That was the question raised recently by psychologist Judith Rich Harris, author of the controversial book, The Nurture Assumption. If they turn out to be bums, it certainly is not your fault. How much credit do parents deserve when their children turn out well? How much blame when they turn out badly?
Understand what the nature—nurture debate is and why the problem fascinates us. Understand why nature—nurture questions are difficult to study empirically.
Know the major research designs that can be used to study nature—nurture questions. Appreciate the complexities of nature—nurture and why questions that seem simple turn out not to have simple answers. Introduction There are three related problems at the intersection of philosophy and science that are fundamental to our understanding of our relationship to the natural world: These great questions have a lot in common.
Everyone, even Both nature and nurture influence human without much knowledge of science or philosophy, has opinions about the answers to these questions that come simply from observing the world we live in. Our feelings about our relationship with the physical and biological world often seem incomplete.
We are in control of our actions in some ways, but at the mercy of our bodies in others; it feels obvious that our consciousness is some kind of creation of our physical brains, at the same time we sense that our awareness must go beyond just the physical.
We are so concerned with nature—nurture because our very sense of moral character seems to depend on it. In fact, even the great violinist might have some inborn qualities—perfect pitch, or long, nimble fingers—that support and reward her hard work. And the basketball player might have eaten a diet while growing up that promoted his genetic tendency for being tall.
When we think about our own qualities, they seem under our control in some respects, yet beyond our control in others.
What about how much we drink or worry? What about our honesty, or religiosity, or sexual orientation? They all come from that uncertain zone, neither fixed by nature nor totally under our own control.
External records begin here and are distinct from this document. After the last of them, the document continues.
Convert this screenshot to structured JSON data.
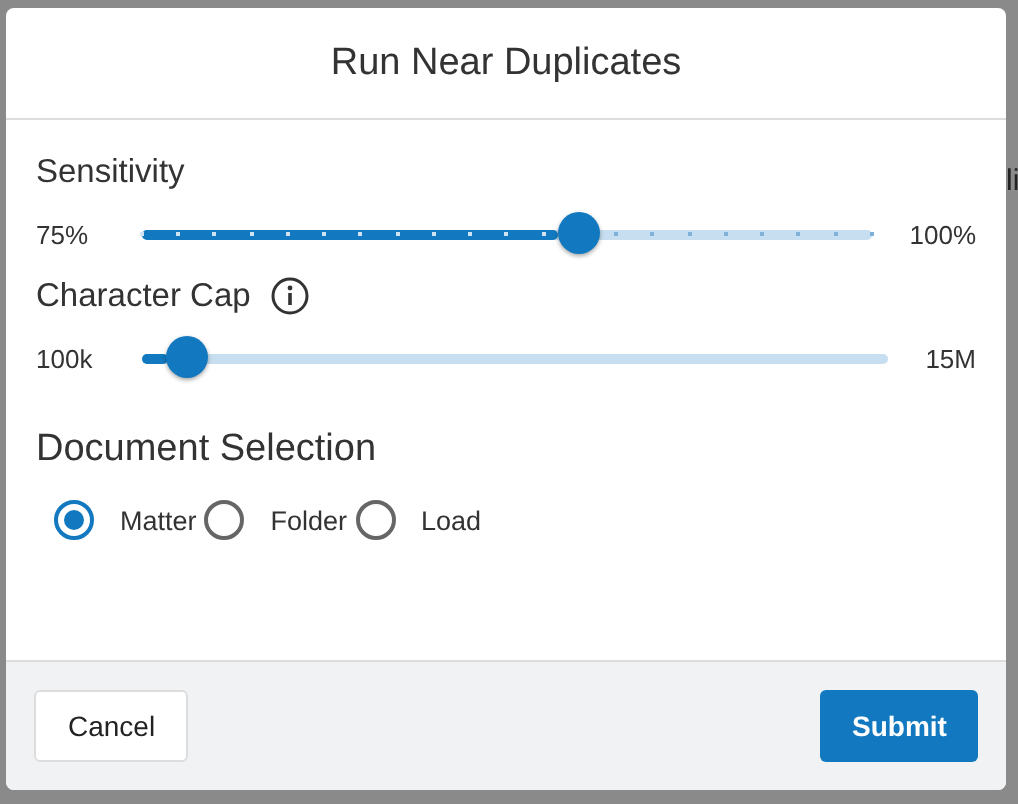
{
  "background": {
    "text": "li"
  },
  "dialog": {
    "title": "Run Near Duplicates",
    "sliders": [
      {
        "label": "Sensitivity",
        "kind": "stepped",
        "info": false,
        "min_label": "75%",
        "max_label": "100%",
        "level": 0.6
      },
      {
        "label": "Character Cap",
        "kind": "continuous",
        "info": true,
        "min_label": "100k",
        "max_label": "15M",
        "level": 0.065
      }
    ],
    "document_selection": {
      "heading": "Document Selection",
      "options": [
        {
          "label": "Matter",
          "selected": true
        },
        {
          "label": "Folder",
          "selected": false
        },
        {
          "label": "Load",
          "selected": false
        }
      ]
    },
    "buttons": [
      {
        "label": "Cancel",
        "kind": "secondary"
      },
      {
        "label": "Submit",
        "kind": "primary"
      }
    ]
  }
}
Researchers have learned a great deal about the nature-nurture dynamic by working with animals.
But of course many of the techniques used to study animals cannot be applied to people. Separating these two influences in human subjects is a greater research challenge.
In nonhuman animals, there are relatively straightforward experiments for tackling nature—nurture questions. Say, for example, you are interested in aggressiveness in dogs. You want to test for the more important determinant of aggression: You could mate two aggressive dogs—angry Chihuahuas—together, and mate two nonaggressive dogs—happy beagles—together, then switch half the puppies from each litter between the different sets of parents to raise.
You would then have puppies born to aggressive parents the Chihuahuas but being raised by nonaggressive parents the Beaglesand vice versa, in litters that mirror each other in puppy distribution.
The big questions are: Would the Chihuahua parents raise aggressive beagle puppies? Would the beagle parents raise nonaggressive Chihuahua puppies? In fact, it is fairly easy to breed animals for behavioral traits.
Nevertheless, despite our restrictions on setting up human-based experiments, we do see real-world examples of nature-nurture at work in the human sphere—though they only provide partial answers to our many questions. The science of how genes and environments work together to influence behavior is called behavioral genetics.
The easiest opportunity we have to observe this is the adoption study. When children are put up for adoption, the parents who give birth to them are no longer the parents who raise them.
What about the biological child of a Spanish-speaking family adopted at birth into an English-speaking family? What language would you expect the child to speak? And what might these outcomes tell you about the difference between height and language in terms of nature-nurture?
Studies focused on twins have led to important insights about the biological origins of many personality characteristics.
Another option for observing nature-nurture in humans involves twin studies. There are two types of twins: They are essentially clones. Fraternal twins are ordinary siblings who happen to have been born at the same time.
To analyze nature—nurture using twins, we compare the similarity of MZ and DZ pairs. Identical twins, unsurprisingly, are almost perfectly similar for height. The heights of fraternal twins, however, are like any other sibling pairs:‛BOTH NATURE AND NURTURE INFLUENCE HUMAN BEHAVIOUR’ The Concise Oxford Dictionary of Current English defines Nature as “persons or animal’s innate character, and innate meaning inborn”.
Nature refers to all of the genes and hereditary factors that influence who we are—from our physical appearance to our personality characteristics.; Nurture refers to all the environmental. A masterful guide to human development that redefines the nature versus nurture debate.
A much-needed antidote to genetic determinism, The Dependent Gene reveals how all traits-even. Both Nature and Nurture Influence Human Behaviour Essays ‛BOTH NATURE AND NURTURE INFLUENCE HUMAN BEHAVIOUR’ The Concise Oxford Dictionary of Current English defines Nature as “persons or animal’s innate character, and innate meaning inborn”.
We spoke with Psychologist David Moore to find out more about the science of epigenetics, its impact on the nature versus nurture debate, how epigenetic research relates to humans, and the hopes. The nature vs nurture debate has been going on since the early ages, but the heat is still on between the belief that our genes dictate all our traits and the idea that rearing plays the most part.